Thankfully my doctor took me seriously, although the specialists said “it’s just because you're a new mother, you are tired”... That was until I had a brain MRI.
When my son was just 8 months old, my daughter not even three, I was diagnosed with a brain tumour – which I nicknamed blobby.
The weeks that followed were scary and tumultuous. Blobby was benign, but given its location it was too risky to operate. I underwent radiation therapy where I had one big dose of radiation. I got a bit of a burn on my head, and I have a patch where my hair fell out, but initially things seemed fine.
Then one day I woke up and the room was spinning and I couldn’t see properly. I had deteriorated quite quickly and was admitted to hospital with swelling in the brain due to the radiation. I couldn’t walk properly, or see, and spent weeks in hospital, including my 35th birthday. When I came home, I was too weak to look after my children.
The weeks and months that followed were hard. The medication that stopped the swelling also came with lots of other complications. I was on steroids for 3 years and had to wean off them. My adrenal glands stopped working, I lost bone density, and I also put on weight. Lots of weight.
But I was determined that blobby wouldn’t get me down.
I eventually returned to work as an occupational therapist, and gradually built up my days until I was working full time again. I regained my strength and endurance. But I hated the way I looked, and what blobby had done to me.
That is, until my friend convinced me to try burlesque. That first performance was amazing. Standing on stage with so many beautiful women, of all shapes and sizes, made me realise that it doesn’t matter what you look like, as long as you can bring the personality out on stage!
The cheers from the crowd as we performed was thrilling. I left that night feeling so empowered and strong, and for the first time in years, happy with myself and my body.

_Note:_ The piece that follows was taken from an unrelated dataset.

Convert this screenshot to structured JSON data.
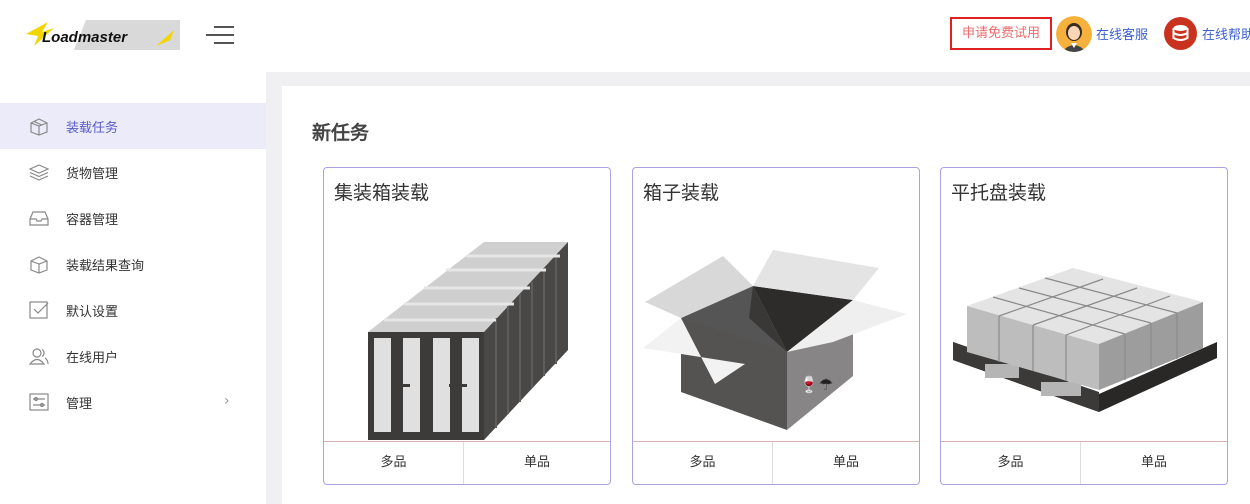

I have since done more classes and performances. I have tried my hand at Singing Songstresses, and Vintage Jazz, but have fallen in love with Tap and Tease.
I feel part of such a warm and welcoming community.
We all have different backgrounds, different stories, and different reasons for being in the world of burlesque.
I can’t say that my body image issues have fully disappeared, but I know that up on stage, I can do anything! I am now just about to turn 40. I enter this new decade with a self-confidence that I have never had before.
Thank you to all the women who have welcomed me, and to the wonderful teachers who bring out the best in everybody. Let’s get those ta-tas out!
Read more about Janet's story at http://morebananas.blogspot.com.au/